History of carbon dating wp rss feed not updating
By measuring the ratio of the radio isotope to non-radioactive carbon, the amount of carbon-14 decay can be worked out, thereby giving an age for the specimen in question.
But that assumes that the amount of carbon-14 in the atmosphere was constant — any variation would speed up or slow down the clock.
Two distinct sediment layers have formed in the lake every summer and winter over tens of thousands of years.
The researchers collected roughly 70-metre core samples from the lake and painstakingly counted the layers to come up with a direct record stretching back 52,000 years.
Various geologic, atmospheric and solar processes can influence atmospheric carbon-14 levels.
Since the 1960s, scientists have started accounting for the variations by calibrating the clock against the known ages of tree rings.
The technique hinges on carbon-14, a radioactive isotope of the element that, unlike other more stable forms of carbon, decays away at a steady rate.
Organisms capture a certain amount of carbon-14 from the atmosphere when they are alive.
Bronk Ramsey’s team aimed to fill this gap by using sediment from bed of Lake Suigetsu, west of Tokyo.
For example, all carbon atoms have 6 protons, all atoms of nitrogen have 7 protons, and all oxygen atoms have 8 protons.
The number of neutrons in the nucleus can vary in any given type of atom.
The illustration below shows the three isotopes of carbon.
Some isotopes of certain elements are unstable; they can spontaneously change into another kind of atom in a process called “radioactive decay.” Since this process presently happens at a known measured rate, scientists attempt to use it like a “clock” to tell how long ago a rock or fossil formed.

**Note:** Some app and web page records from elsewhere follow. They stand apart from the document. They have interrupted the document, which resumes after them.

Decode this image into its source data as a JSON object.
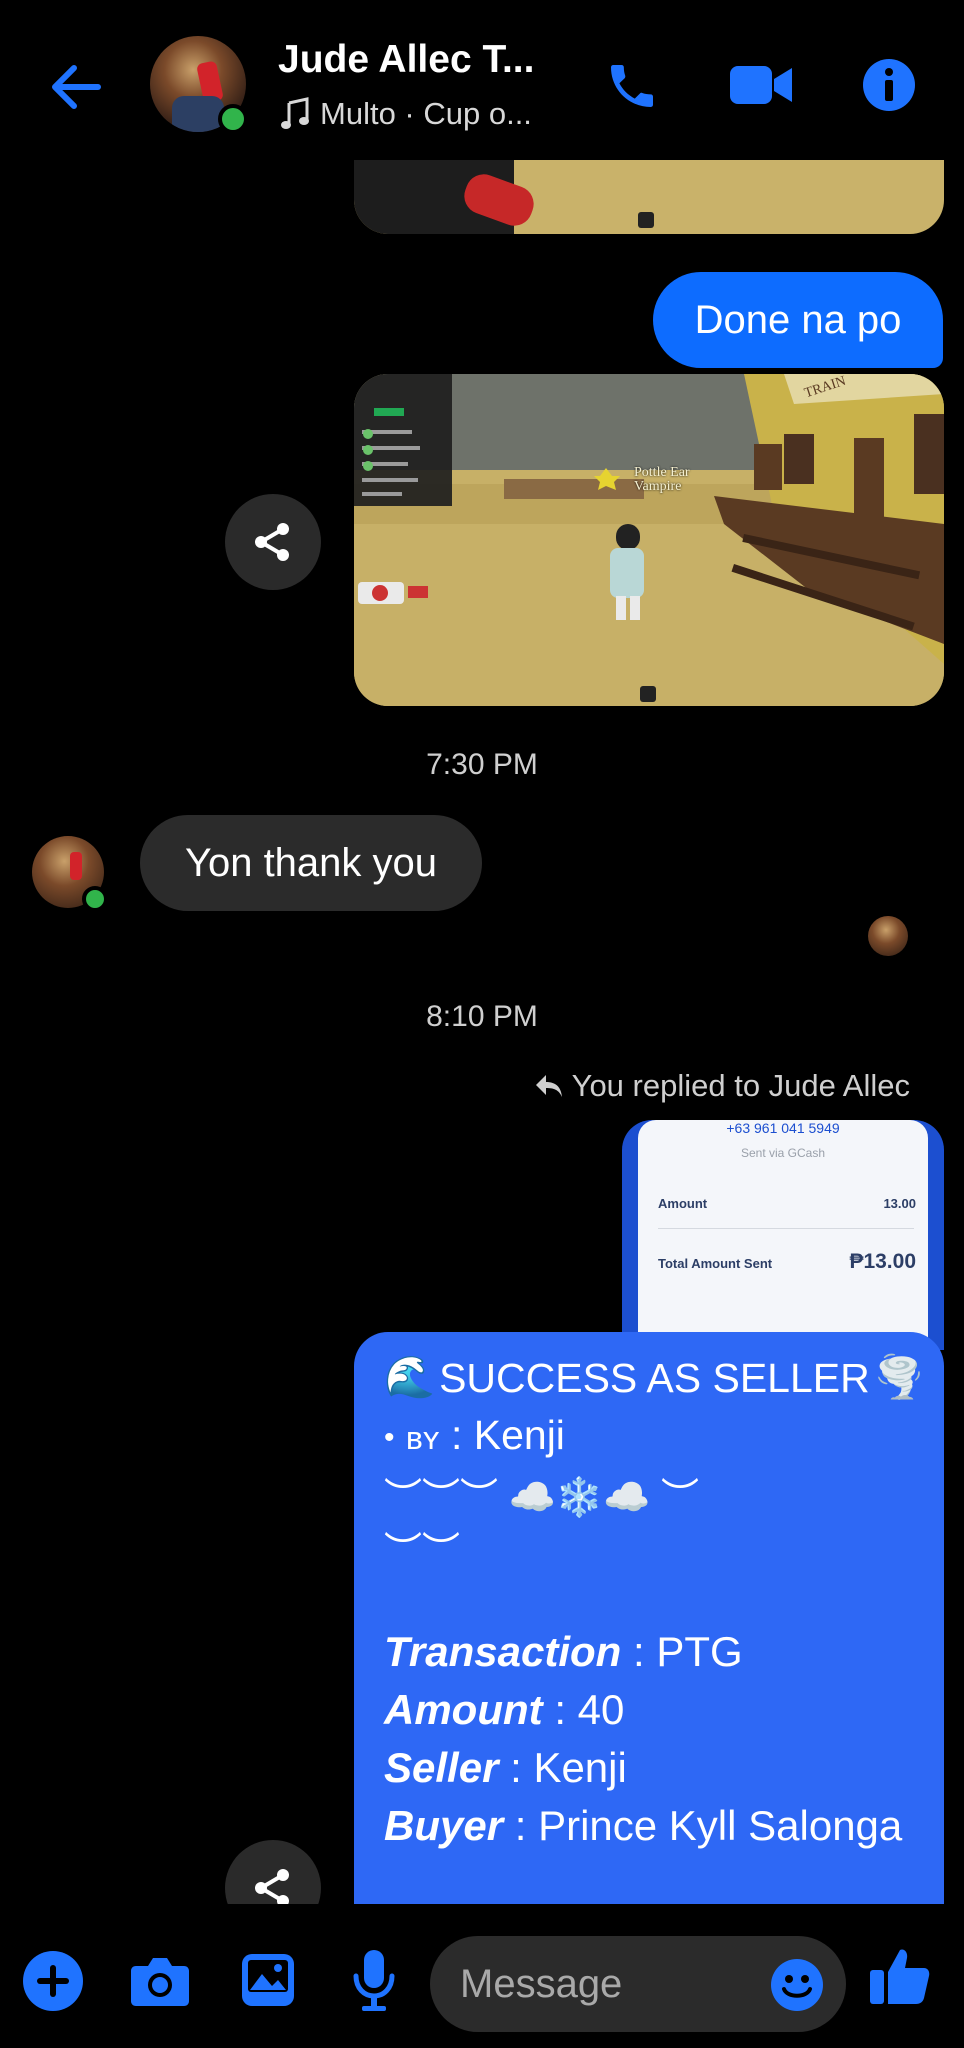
{
  "header": {
    "title": "Jude Allec T...",
    "subtitle": "Multo · Cup o...",
    "icons": [
      "back-arrow-icon",
      "phone-icon",
      "video-camera-icon",
      "info-icon",
      "music-note-icon"
    ]
  },
  "messages": {
    "outgoing_1": "Done na po",
    "timestamp_1": "7:30 PM",
    "incoming_1": "Yon thank you",
    "timestamp_2": "8:10 PM",
    "reply_label": "You replied to Jude Allec"
  },
  "game_screenshot": {
    "sign_line1": "Pottle Ear",
    "sign_line2": "Vampire",
    "building_sign": "TRAIN"
  },
  "receipt": {
    "phone": "+63 961 041 5949",
    "via": "Sent via GCash",
    "amount_label": "Amount",
    "amount_value": "13.00",
    "total_label": "Total Amount Sent",
    "total_value": "₱13.00"
  },
  "card": {
    "title": "SUCCESS AS SELLER",
    "by_label": "ʙʏ",
    "by_value": "Kenji",
    "decor_line1": "︶︶︶ ☁️❄️☁️ ︶",
    "decor_line2": "︶︶",
    "rows": [
      {
        "label": "Transaction",
        "value": "PTG"
      },
      {
        "label": "Amount",
        "value": "40"
      },
      {
        "label": "Seller",
        "value": "Kenji"
      },
      {
        "label": "Buyer",
        "value": "Prince Kyll Salonga"
      }
    ]
  },
  "composer": {
    "placeholder": "Message"
  },
  "colors": {
    "accent": "#0d6cff",
    "icon_blue": "#1f73ff",
    "online": "#31b44b",
    "incoming_bubble": "#2b2b2b",
    "card_blue": "#2e68f5"
  }
}
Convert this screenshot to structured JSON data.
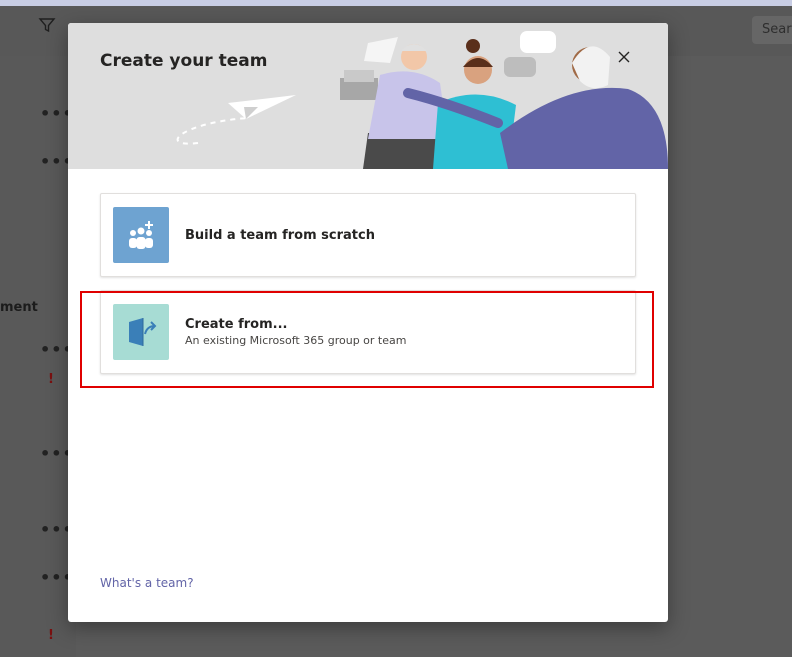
{
  "background": {
    "search_placeholder": "Search",
    "column_header": "ment",
    "more_glyph": "•••",
    "alert_glyph": "!"
  },
  "modal": {
    "title": "Create your team",
    "close_icon": "close-icon",
    "options": [
      {
        "title": "Build a team from scratch",
        "subtitle": "",
        "icon": "team-people-add-icon",
        "icon_bg": "#6ea3d1"
      },
      {
        "title": "Create from...",
        "subtitle": "An existing Microsoft 365 group or team",
        "icon": "create-from-existing-icon",
        "icon_bg": "#a7dcd4"
      }
    ],
    "help_link": "What's a team?"
  },
  "colors": {
    "accent": "#6264a7",
    "highlight": "#e00000",
    "overlay": "#5b5b5b"
  }
}
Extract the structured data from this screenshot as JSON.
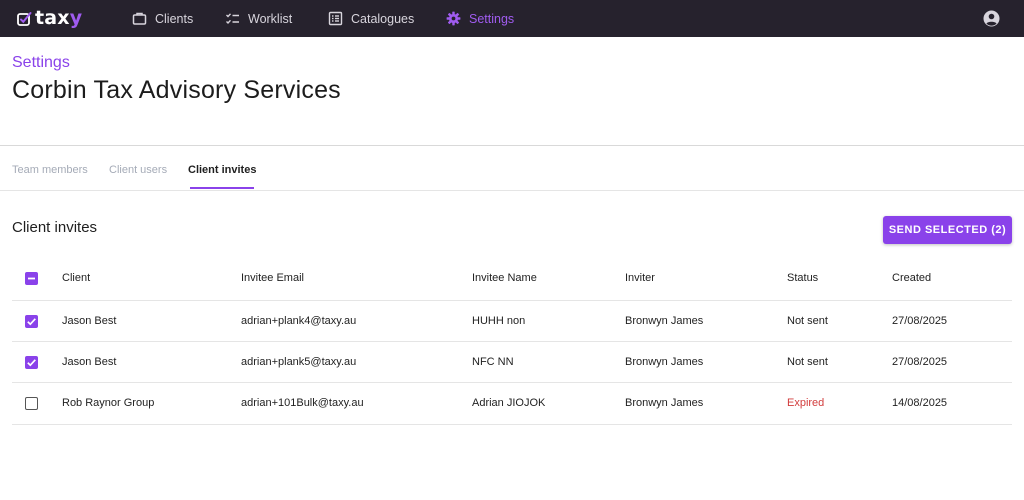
{
  "app": {
    "logo_text_main": "tax",
    "logo_text_accent": "y",
    "accent_color": "#8a42ea",
    "nav_bg": "#26222d"
  },
  "nav": {
    "items": [
      {
        "label": "Clients",
        "icon": "briefcase-icon"
      },
      {
        "label": "Worklist",
        "icon": "checklist-icon"
      },
      {
        "label": "Catalogues",
        "icon": "catalogue-icon"
      },
      {
        "label": "Settings",
        "icon": "gear-icon",
        "active": true
      }
    ],
    "account_icon": "account-circle-icon"
  },
  "header": {
    "subtitle": "Settings",
    "title": "Corbin Tax Advisory Services"
  },
  "tabs": [
    {
      "label": "Team members",
      "active": false
    },
    {
      "label": "Client users",
      "active": false
    },
    {
      "label": "Client invites",
      "active": true
    }
  ],
  "section": {
    "title": "Client invites",
    "send_button_label": "SEND SELECTED (2)"
  },
  "table": {
    "select_all_state": "indeterminate",
    "columns": [
      "Client",
      "Invitee Email",
      "Invitee Name",
      "Inviter",
      "Status",
      "Created"
    ],
    "rows": [
      {
        "checked": true,
        "client": "Jason Best",
        "email": "adrian+plank4@taxy.au",
        "invitee_name": "HUHH non",
        "inviter": "Bronwyn James",
        "status": "Not sent",
        "created": "27/08/2025"
      },
      {
        "checked": true,
        "client": "Jason Best",
        "email": "adrian+plank5@taxy.au",
        "invitee_name": "NFC NN",
        "inviter": "Bronwyn James",
        "status": "Not sent",
        "created": "27/08/2025"
      },
      {
        "checked": false,
        "client": "Rob Raynor Group",
        "email": "adrian+101Bulk@taxy.au",
        "invitee_name": "Adrian JIOJOK",
        "inviter": "Bronwyn James",
        "status": "Expired",
        "created": "14/08/2025"
      }
    ],
    "expired_color": "#d23c3c"
  }
}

The clock was initially calibrated by dating objects of known age such as Egyptian mummies and bread from Pompeii; work that won Willard Libby the 1960 Nobel Prize in Chemistry.